## ABOUT THIS TASK
Filter out all lines without the word "JSON" from the data below, please, and copy the rest.

## STORED DATA
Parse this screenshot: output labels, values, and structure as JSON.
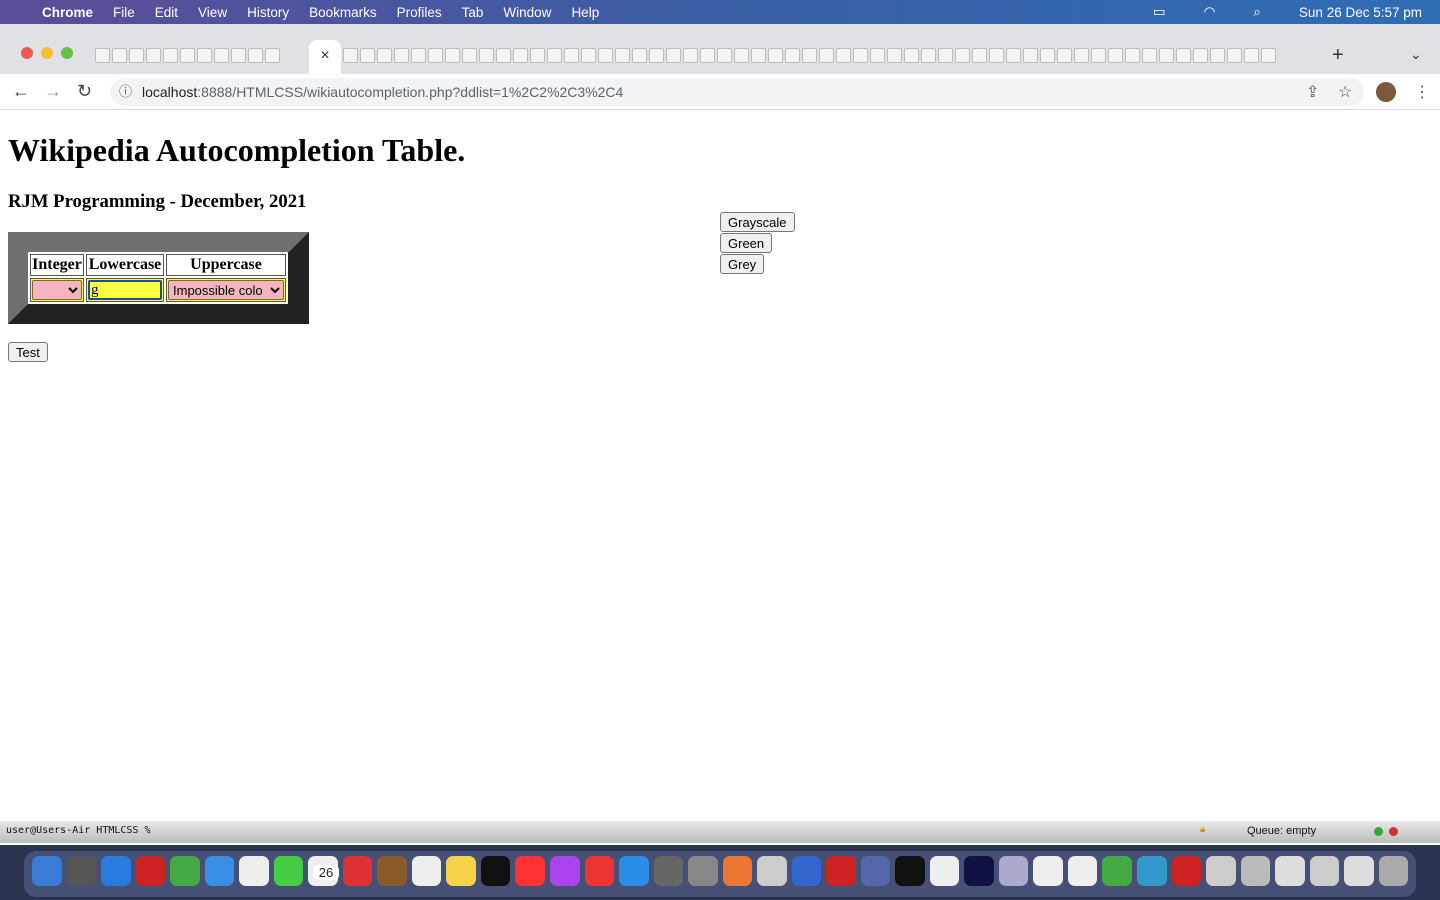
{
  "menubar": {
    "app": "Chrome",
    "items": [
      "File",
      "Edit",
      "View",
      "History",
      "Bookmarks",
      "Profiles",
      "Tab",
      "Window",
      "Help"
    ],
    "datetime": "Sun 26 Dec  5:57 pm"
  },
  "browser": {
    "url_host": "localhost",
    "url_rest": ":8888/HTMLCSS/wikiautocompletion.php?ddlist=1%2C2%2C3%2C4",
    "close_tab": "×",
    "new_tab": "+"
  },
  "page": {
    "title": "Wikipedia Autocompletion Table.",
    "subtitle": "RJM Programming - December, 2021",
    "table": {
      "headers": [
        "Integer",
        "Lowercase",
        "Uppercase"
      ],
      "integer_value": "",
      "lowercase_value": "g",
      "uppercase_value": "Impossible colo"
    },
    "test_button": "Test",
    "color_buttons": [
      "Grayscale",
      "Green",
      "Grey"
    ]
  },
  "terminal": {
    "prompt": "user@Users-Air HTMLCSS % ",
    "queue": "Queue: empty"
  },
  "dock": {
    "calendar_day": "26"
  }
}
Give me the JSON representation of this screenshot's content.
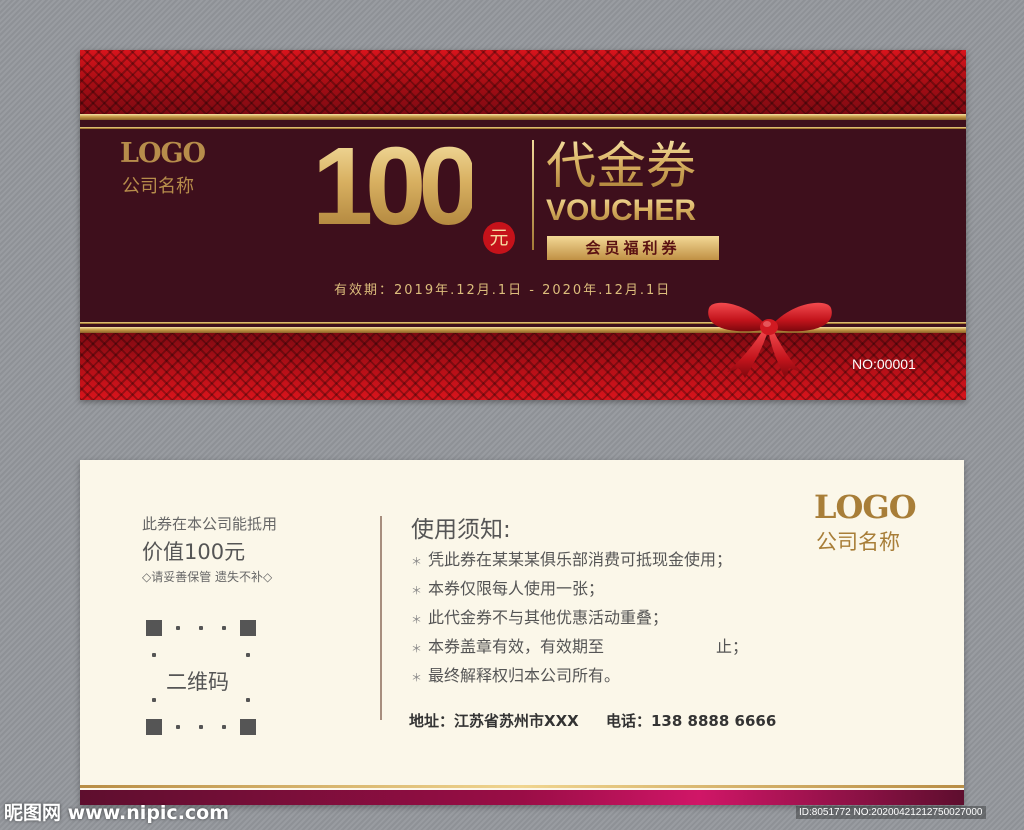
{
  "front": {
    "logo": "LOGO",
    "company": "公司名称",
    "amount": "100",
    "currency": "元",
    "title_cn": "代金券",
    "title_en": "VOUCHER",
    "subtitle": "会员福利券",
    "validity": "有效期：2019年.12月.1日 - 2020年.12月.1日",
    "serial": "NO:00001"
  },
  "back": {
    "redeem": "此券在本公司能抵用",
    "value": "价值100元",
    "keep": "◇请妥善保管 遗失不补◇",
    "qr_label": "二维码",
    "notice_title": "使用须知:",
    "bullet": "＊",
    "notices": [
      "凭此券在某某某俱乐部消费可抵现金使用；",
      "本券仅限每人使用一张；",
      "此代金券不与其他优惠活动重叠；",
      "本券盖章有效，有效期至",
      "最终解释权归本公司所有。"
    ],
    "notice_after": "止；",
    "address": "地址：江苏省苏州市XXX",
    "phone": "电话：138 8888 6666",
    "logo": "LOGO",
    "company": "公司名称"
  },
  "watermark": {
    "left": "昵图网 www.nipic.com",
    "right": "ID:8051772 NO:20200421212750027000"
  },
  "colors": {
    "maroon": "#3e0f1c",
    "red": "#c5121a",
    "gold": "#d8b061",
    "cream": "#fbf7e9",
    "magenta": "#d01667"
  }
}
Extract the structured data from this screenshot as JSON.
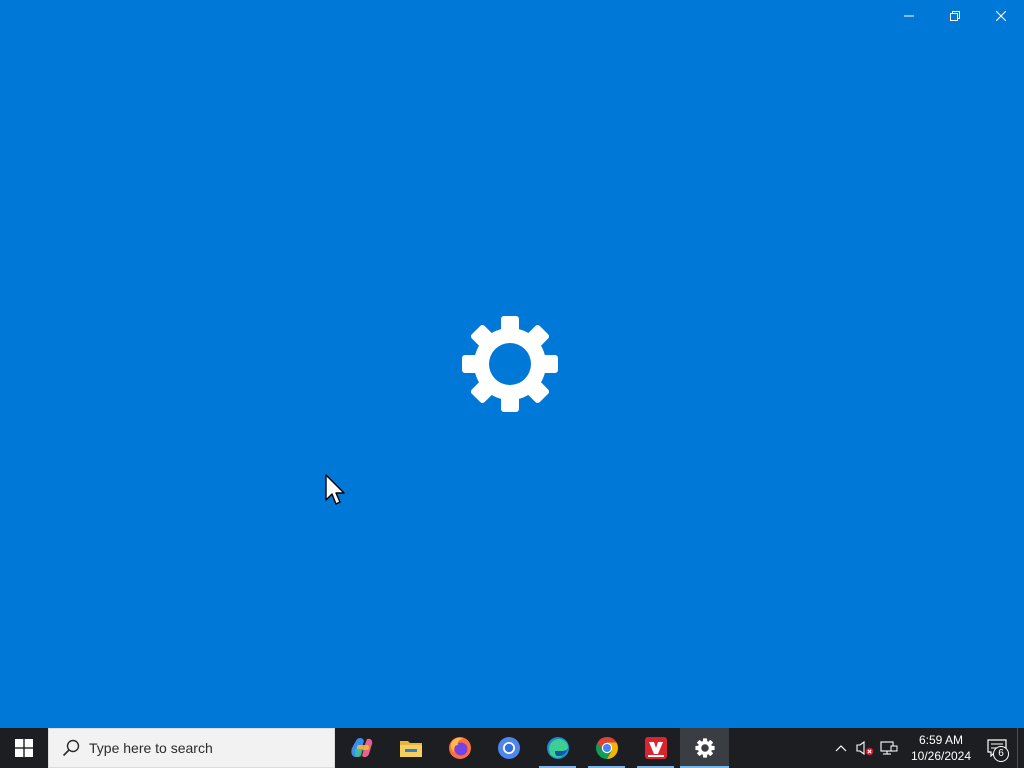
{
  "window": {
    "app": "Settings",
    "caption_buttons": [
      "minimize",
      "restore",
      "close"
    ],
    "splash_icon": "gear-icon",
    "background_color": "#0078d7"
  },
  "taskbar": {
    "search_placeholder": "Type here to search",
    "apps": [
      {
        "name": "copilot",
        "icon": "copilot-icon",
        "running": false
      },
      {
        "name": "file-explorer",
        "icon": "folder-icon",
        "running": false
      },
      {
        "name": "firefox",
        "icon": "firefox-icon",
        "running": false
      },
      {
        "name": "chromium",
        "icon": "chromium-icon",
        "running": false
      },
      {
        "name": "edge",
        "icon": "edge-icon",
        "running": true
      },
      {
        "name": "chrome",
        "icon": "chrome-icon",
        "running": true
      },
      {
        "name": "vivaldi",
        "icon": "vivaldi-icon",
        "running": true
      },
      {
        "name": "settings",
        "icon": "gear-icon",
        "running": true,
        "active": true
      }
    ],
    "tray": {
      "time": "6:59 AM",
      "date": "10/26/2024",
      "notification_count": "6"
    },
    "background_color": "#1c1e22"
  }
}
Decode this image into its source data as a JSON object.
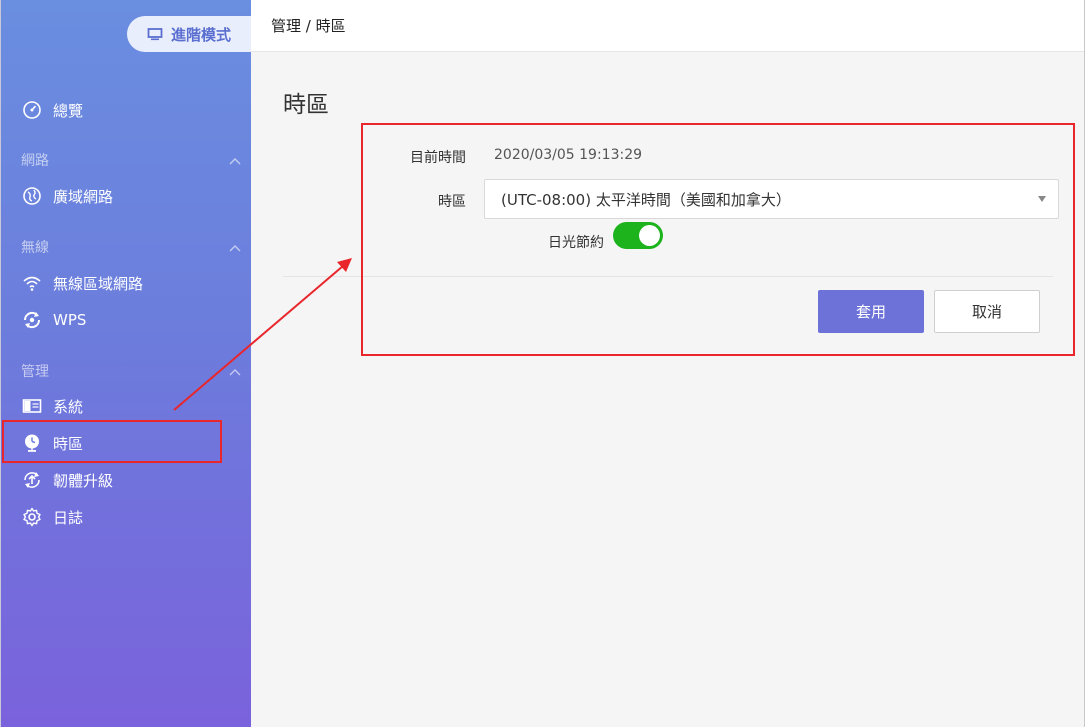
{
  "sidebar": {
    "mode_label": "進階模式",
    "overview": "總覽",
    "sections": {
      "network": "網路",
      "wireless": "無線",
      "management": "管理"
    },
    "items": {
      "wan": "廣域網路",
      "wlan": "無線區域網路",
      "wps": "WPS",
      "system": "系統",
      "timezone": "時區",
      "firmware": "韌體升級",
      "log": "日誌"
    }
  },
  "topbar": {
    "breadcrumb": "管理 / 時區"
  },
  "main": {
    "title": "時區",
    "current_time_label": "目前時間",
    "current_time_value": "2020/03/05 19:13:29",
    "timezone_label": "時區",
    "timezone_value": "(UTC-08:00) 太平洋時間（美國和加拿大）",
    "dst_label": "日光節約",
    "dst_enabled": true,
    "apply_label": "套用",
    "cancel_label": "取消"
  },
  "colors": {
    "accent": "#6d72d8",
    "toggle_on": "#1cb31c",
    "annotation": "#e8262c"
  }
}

## YOUR RESPONSE
Parse this screenshot: output labels, values, and structure as JSON.
Give me the JSON representation of this screenshot's content.
Extract the structured data from this screenshot as JSON.
Decode this image into its source data as a JSON object.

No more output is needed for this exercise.